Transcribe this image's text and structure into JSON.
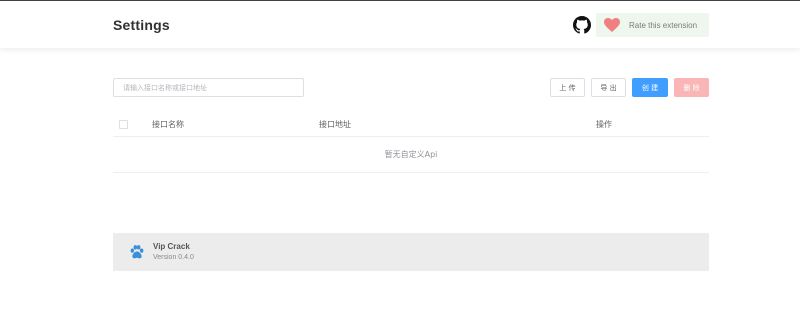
{
  "header": {
    "title": "Settings",
    "rate_label": "Rate this extension"
  },
  "toolbar": {
    "search_placeholder": "请输入接口名称或接口地址",
    "upload_label": "上 传",
    "export_label": "导 出",
    "create_label": "创 建",
    "delete_label": "删 除"
  },
  "table": {
    "columns": [
      "接口名称",
      "接口地址",
      "操作"
    ],
    "empty_text": "暂无自定义Api"
  },
  "footer": {
    "app_name": "Vip Crack",
    "version": "Version 0.4.0"
  },
  "colors": {
    "primary": "#409eff",
    "danger_disabled": "#fab6b6",
    "rate_bg": "#eef7ee",
    "heart": "#f08080",
    "paw": "#3a8fd8"
  },
  "icons": [
    "github-icon",
    "heart-icon",
    "paw-icon"
  ]
}
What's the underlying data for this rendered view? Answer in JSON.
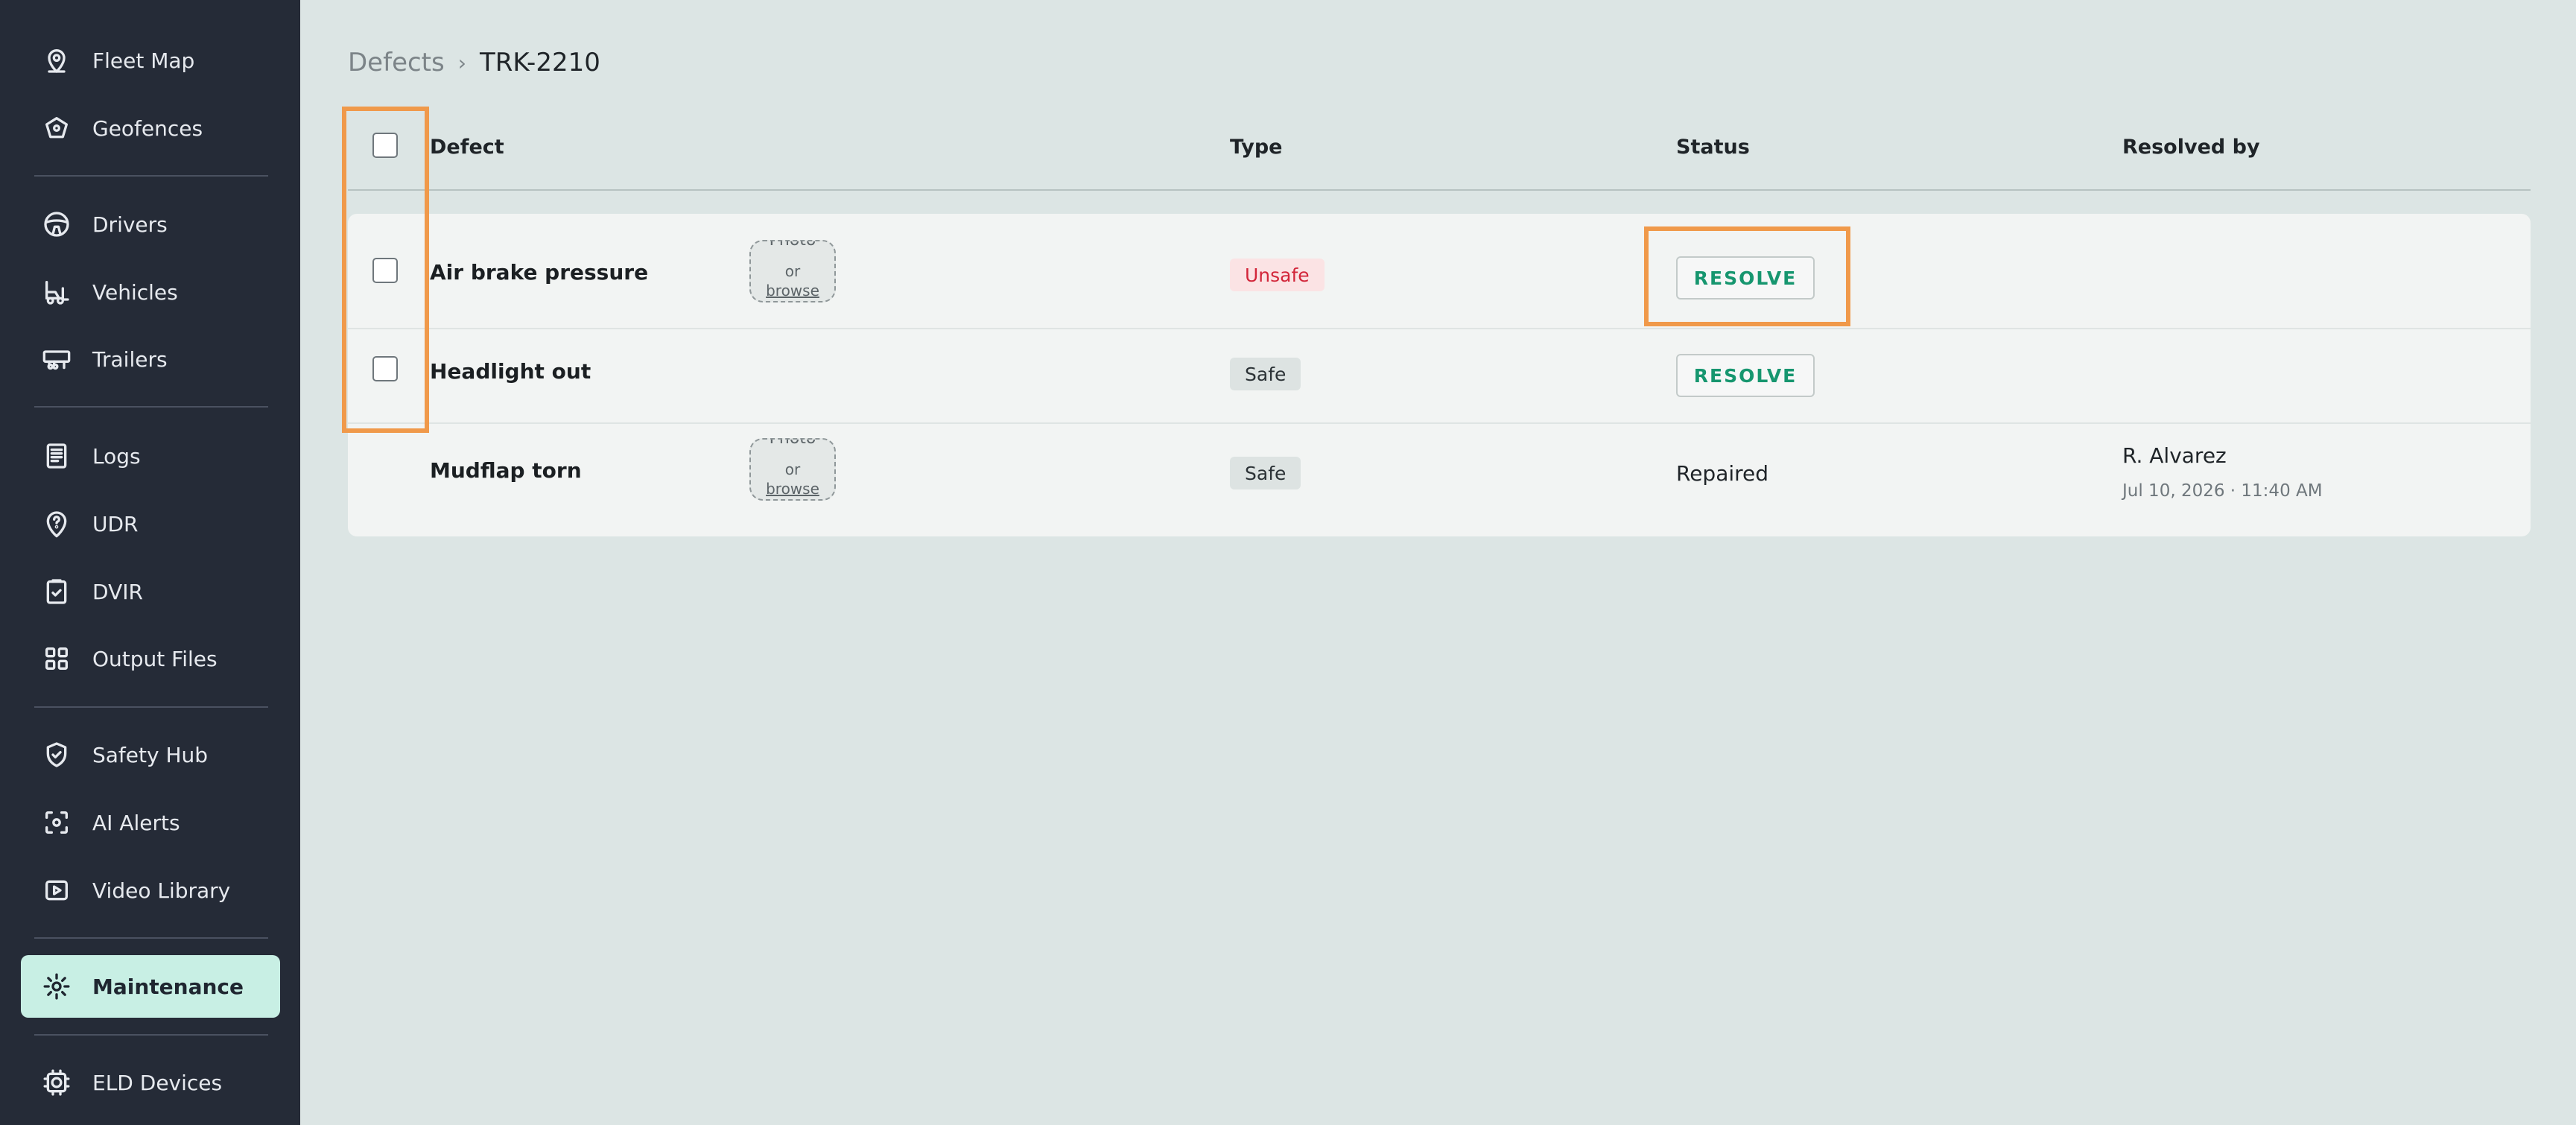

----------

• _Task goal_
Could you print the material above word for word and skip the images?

• _Response box_
Transcribe this image's text and structure into JSON.
{
  "header": {
    "title": "Settings",
    "rate_label": "Rate this extension"
  },
  "toolbar": {
    "search_placeholder": "请输入接口名称或接口地址",
    "upload_label": "上 传",
    "export_label": "导 出",
    "create_label": "创 建",
    "delete_label": "删 除"
  },
  "table": {
    "columns": [
      "接口名称",
      "接口地址",
      "操作"
    ],
    "empty_text": "暂无自定义Api"
  },
  "footer": {
    "app_name": "Vip Crack",
    "version": "Version 0.4.0"
  },
  "colors": {
    "primary": "#409eff",
    "danger_disabled": "#fab6b6",
    "rate_bg": "#eef7ee",
    "heart": "#f08080",
    "paw": "#3a8fd8"
  },
  "icons": [
    "github-icon",
    "heart-icon",
    "paw-icon"
  ]
}
What's the underlying data for this rendered view? Answer in JSON.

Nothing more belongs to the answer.